The development of an electric vehicle component manufacturing facility in the United States will cost $3 billion, according to proposals revealed by LG Chem of South Korea.
According to a statement released by LG Chem on Tuesday, the battery cathode production plant in Clarksville, Tennessee, will be the biggest of its kind in the United States and will generate more than 850 employment.
The plant will have an annual production capacity of 120,000 tonnes by 2027, producing components to power 2 million electric vehicles, the South Korean firm said.
“The new cathode manufacturing facility in Tennessee brings us one step closer to becoming the world’s best battery materials manufacturer and fulfilling our corporate vision to become a top global science company,” LG Chem Chief Executive Shin Hak-cheol said.
“This site will be the North American manufacturing centre of excellence for the cathode supply chain and lead to the creation of many well-paying jobs, contributing to the local economy in Clarksville.”

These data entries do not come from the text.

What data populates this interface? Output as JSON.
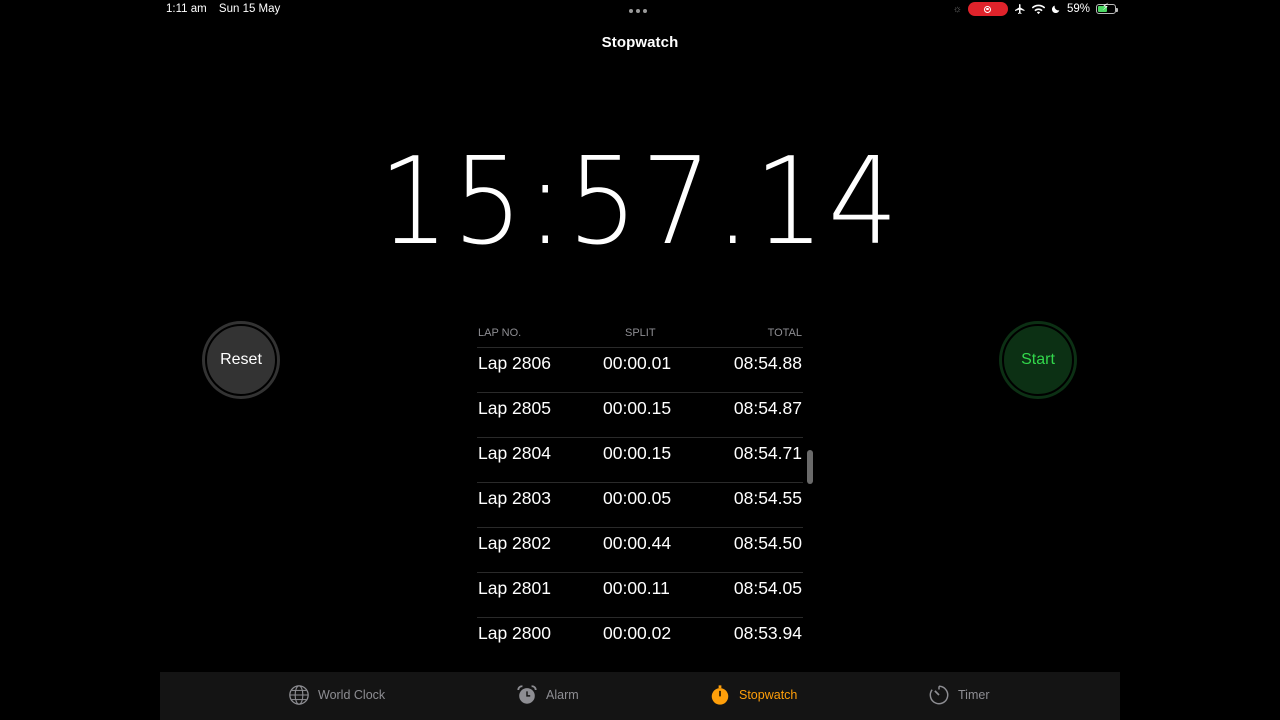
{
  "status_bar": {
    "time": "1:11 am",
    "date": "Sun 15 May",
    "battery": "59%",
    "battery_level": 0.59
  },
  "nav": {
    "title": "Stopwatch"
  },
  "stopwatch": {
    "display": "15:57.14"
  },
  "buttons": {
    "reset": "Reset",
    "start": "Start"
  },
  "laps": {
    "headers": {
      "lap_no": "LAP NO.",
      "split": "SPLIT",
      "total": "TOTAL"
    },
    "rows": [
      {
        "lap": "Lap 2806",
        "split": "00:00.01",
        "total": "08:54.88"
      },
      {
        "lap": "Lap 2805",
        "split": "00:00.15",
        "total": "08:54.87"
      },
      {
        "lap": "Lap 2804",
        "split": "00:00.15",
        "total": "08:54.71"
      },
      {
        "lap": "Lap 2803",
        "split": "00:00.05",
        "total": "08:54.55"
      },
      {
        "lap": "Lap 2802",
        "split": "00:00.44",
        "total": "08:54.50"
      },
      {
        "lap": "Lap 2801",
        "split": "00:00.11",
        "total": "08:54.05"
      },
      {
        "lap": "Lap 2800",
        "split": "00:00.02",
        "total": "08:53.94"
      }
    ]
  },
  "tabs": [
    {
      "label": "World Clock",
      "icon": "globe-icon",
      "active": false
    },
    {
      "label": "Alarm",
      "icon": "alarm-icon",
      "active": false
    },
    {
      "label": "Stopwatch",
      "icon": "stopwatch-icon",
      "active": true
    },
    {
      "label": "Timer",
      "icon": "timer-icon",
      "active": false
    }
  ],
  "colors": {
    "accent_orange": "#ff9f0a",
    "start_green": "#32d74b",
    "start_bg": "#0c3014",
    "reset_bg": "#333333",
    "record_red": "#e0232b"
  }
}
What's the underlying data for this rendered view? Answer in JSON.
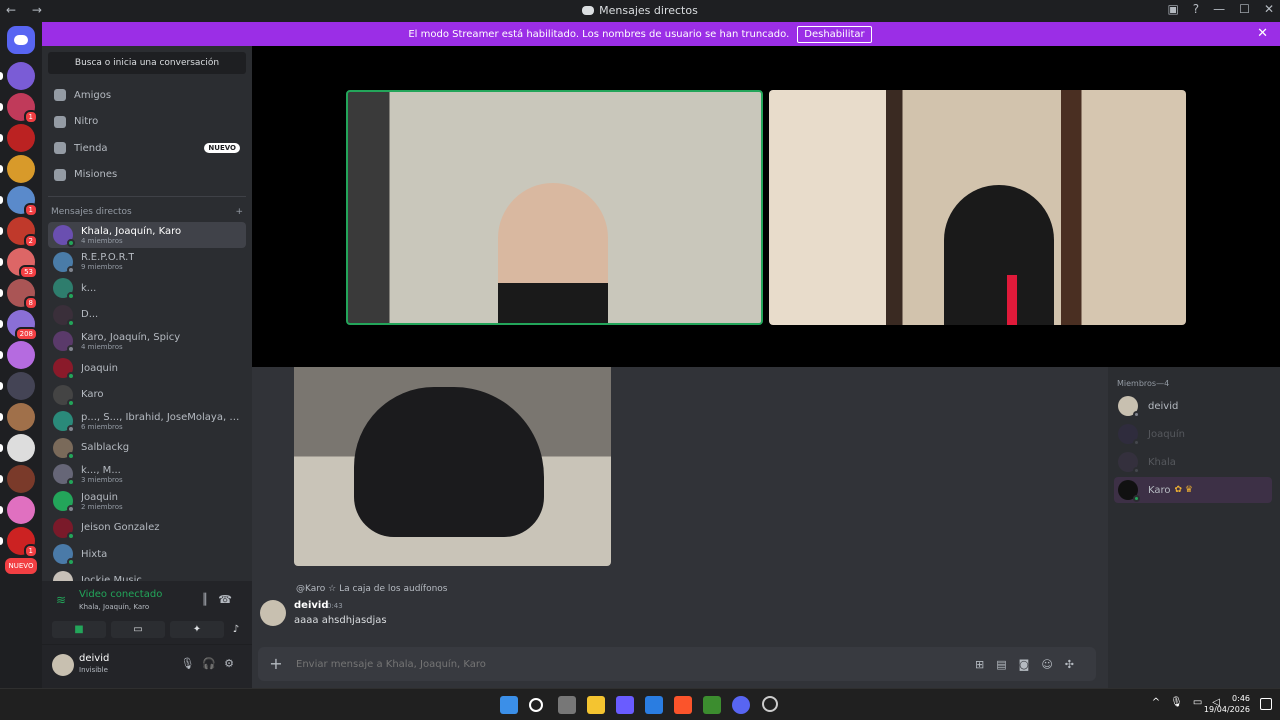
{
  "window": {
    "title": "Mensajes directos"
  },
  "banner": {
    "text": "El modo Streamer está habilitado. Los nombres de usuario se han truncado.",
    "button": "Deshabilitar"
  },
  "servers": [
    {
      "badge": ""
    },
    {
      "badge": "1"
    },
    {
      "badge": ""
    },
    {
      "badge": ""
    },
    {
      "badge": "1"
    },
    {
      "badge": "2"
    },
    {
      "badge": "53"
    },
    {
      "badge": "8"
    },
    {
      "badge": "208"
    },
    {
      "badge": ""
    },
    {
      "badge": ""
    },
    {
      "badge": ""
    },
    {
      "badge": ""
    },
    {
      "badge": ""
    },
    {
      "badge": ""
    },
    {
      "badge": "1"
    }
  ],
  "servers_new": "NUEVO",
  "search": {
    "label": "Busca o inicia una conversación"
  },
  "nav": [
    {
      "label": "Amigos"
    },
    {
      "label": "Nitro"
    },
    {
      "label": "Tienda",
      "tag": "NUEVO"
    },
    {
      "label": "Misiones"
    }
  ],
  "dm_header": "Mensajes directos",
  "dms": [
    {
      "name": "Khala, Joaquín, Karo",
      "sub": "4 miembros",
      "selected": true
    },
    {
      "name": "R.E.P.O.R.T",
      "sub": "9 miembros"
    },
    {
      "name": "k...",
      "sub": ""
    },
    {
      "name": "D...",
      "sub": ""
    },
    {
      "name": "Karo, Joaquín, Spicy",
      "sub": "4 miembros"
    },
    {
      "name": "Joaquin",
      "sub": ""
    },
    {
      "name": "Karo",
      "sub": ""
    },
    {
      "name": "p..., S..., Ibrahid, JoseMolaya, Jud...",
      "sub": "6 miembros"
    },
    {
      "name": "Salblackg",
      "sub": ""
    },
    {
      "name": "k..., M...",
      "sub": "3 miembros"
    },
    {
      "name": "Joaquin",
      "sub": "2 miembros"
    },
    {
      "name": "Jeison Gonzalez",
      "sub": ""
    },
    {
      "name": "Hixta",
      "sub": ""
    },
    {
      "name": "Jockie Music",
      "sub": ""
    }
  ],
  "voice": {
    "status": "Video conectado",
    "channel": "Khala, Joaquín, Karo"
  },
  "user": {
    "name": "deivid",
    "status": "Invisible"
  },
  "chat": {
    "reply": {
      "mention": "@Karo",
      "text": "La caja de los audífonos"
    },
    "message": {
      "author": "deivid",
      "time": "0:43",
      "text": "aaaa ahsdhjasdjas"
    },
    "placeholder": "Enviar mensaje a Khala, Joaquín, Karo"
  },
  "members": {
    "header": "Miembros—4",
    "list": [
      {
        "name": "deivid",
        "online": false
      },
      {
        "name": "Joaquín",
        "online": false
      },
      {
        "name": "Khala",
        "online": false
      },
      {
        "name": "Karo",
        "online": true
      }
    ]
  },
  "clock": {
    "time": "0:46",
    "date": "19/04/2026"
  },
  "colors": {
    "accent": "#5865f2",
    "banner": "#9b2ee6",
    "online": "#23a55a",
    "danger": "#f23f43"
  }
}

The announcement of the plant, which is slated to start production in 2025, comes after US President Joe Biden in August signed a climate and energy bill that denies tax credits to electric carmakers that heavily source components from China.
Under the Inflation Reduction Act, manufacturers are required to source 40 percent of critical minerals for batteries from the US or one of its free-trade partners to benefit from tax relief, with the share rising to 80 percent in 2027.
South Korean carmakers, including Hyundai Motor, have protested the law, which slashed tax relief for most of its EV models.
LG Chem said the new facility would enable it to respond to the “changing dynamics” of the global battery material market and the Inflation Reduction Act, with the plant functioning as a “supply chain hub” where material and recycling partners work together to supply global customers
Leave a Reply